[Saved entries]
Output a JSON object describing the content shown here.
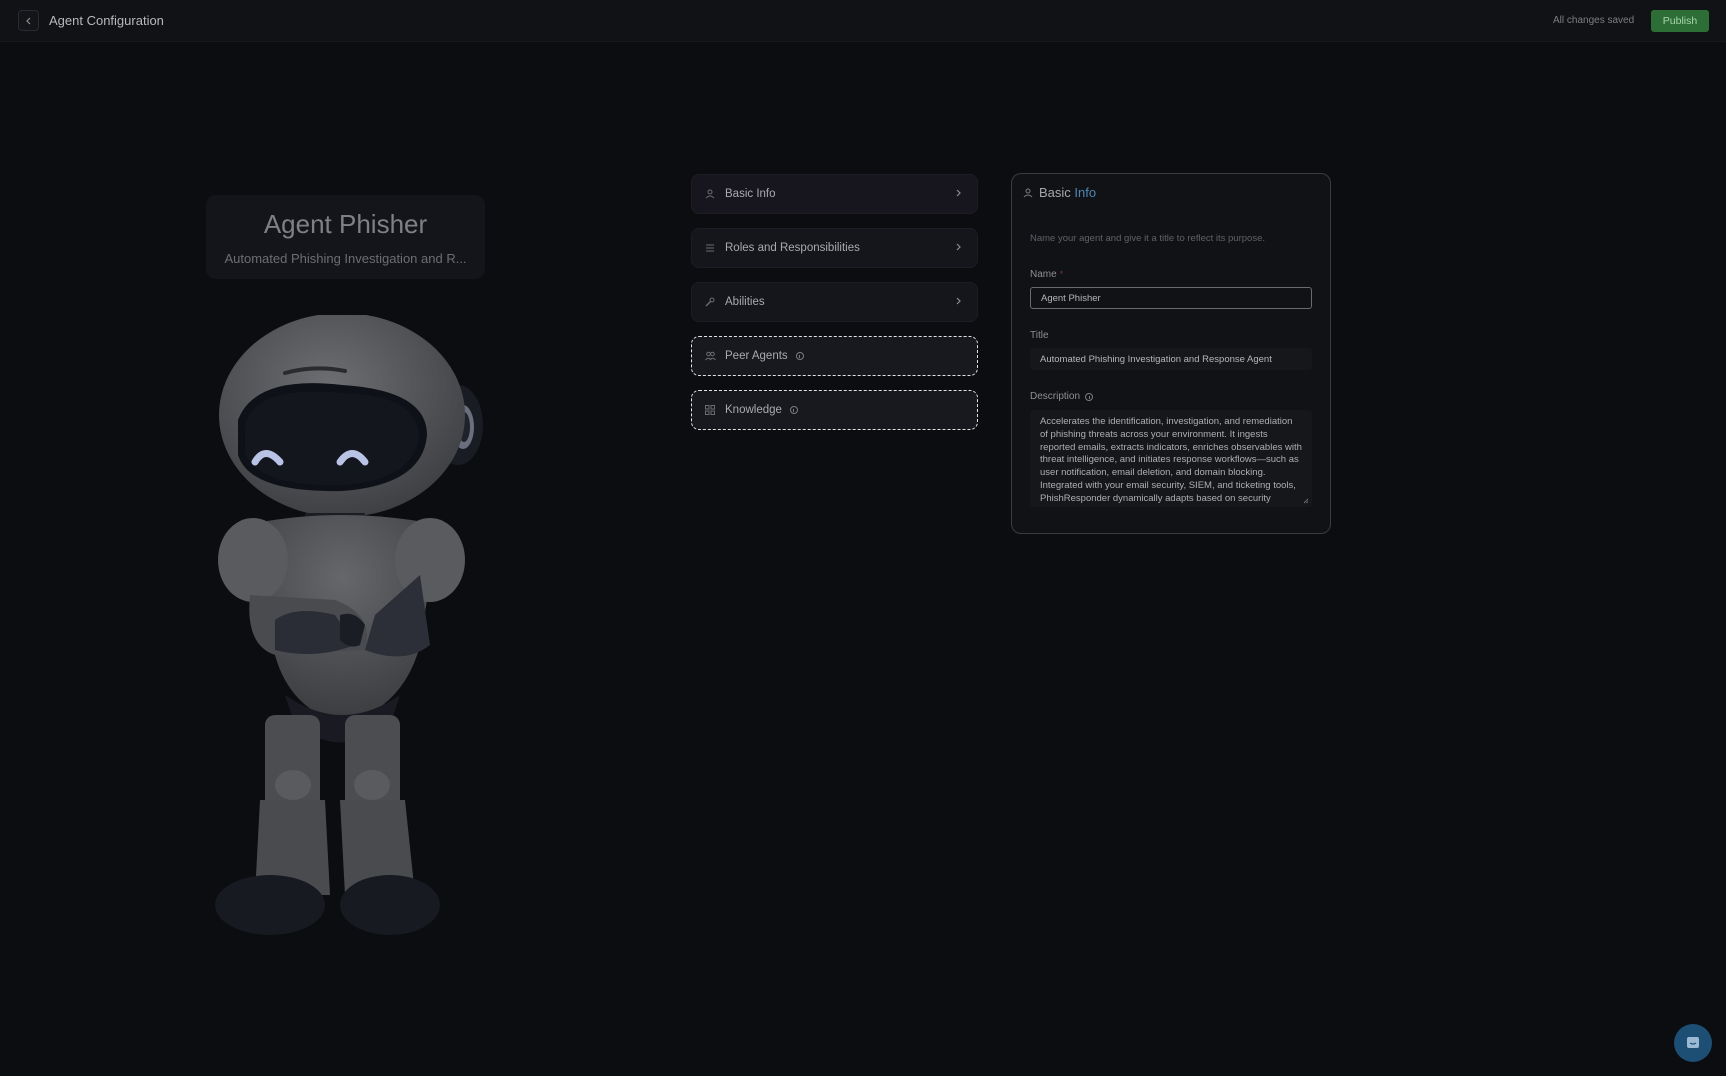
{
  "header": {
    "back_icon": "chevron-left-icon",
    "title": "Agent Configuration",
    "save_status": "All changes saved",
    "publish_label": "Publish"
  },
  "agent": {
    "name": "Agent Phisher",
    "subtitle": "Automated Phishing Investigation and R...",
    "image": "robot-illustration"
  },
  "nav": {
    "items": [
      {
        "label": "Basic Info",
        "icon": "user-icon",
        "state": "active"
      },
      {
        "label": "Roles and Responsibilities",
        "icon": "list-icon"
      },
      {
        "label": "Abilities",
        "icon": "wrench-icon"
      },
      {
        "label": "Peer Agents",
        "icon": "users-icon",
        "state": "dashed"
      },
      {
        "label": "Knowledge",
        "icon": "grid-icon",
        "state": "dashed"
      }
    ]
  },
  "panel": {
    "title_part1": "Basic ",
    "title_part2": "Info",
    "description": "Name your agent and give it a title to reflect its purpose.",
    "name_label": "Name",
    "required_mark": "*",
    "name_value": "Agent Phisher",
    "title_label": "Title",
    "title_value": "Automated Phishing Investigation and Response Agent",
    "description_label": "Description",
    "description_value": "Accelerates the identification, investigation, and remediation of phishing threats across your environment. It ingests reported emails, extracts indicators, enriches observables with threat intelligence, and initiates response workflows—such as user notification, email deletion, and domain blocking. Integrated with your email security, SIEM, and ticketing tools, PhishResponder dynamically adapts based on security context and policy, while collaborating with other agents"
  },
  "colors": {
    "background": "#0c0d10",
    "publish": "#2c6e36",
    "accent": "#4f86b3",
    "chat_button": "#1d4f75"
  },
  "chat": {
    "icon": "chat-icon"
  }
}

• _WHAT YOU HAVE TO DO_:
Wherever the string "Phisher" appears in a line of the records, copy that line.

• _ANSWER SECTION_:
    "name": "Agent Phisher",
    "name_value": "Agent Phisher",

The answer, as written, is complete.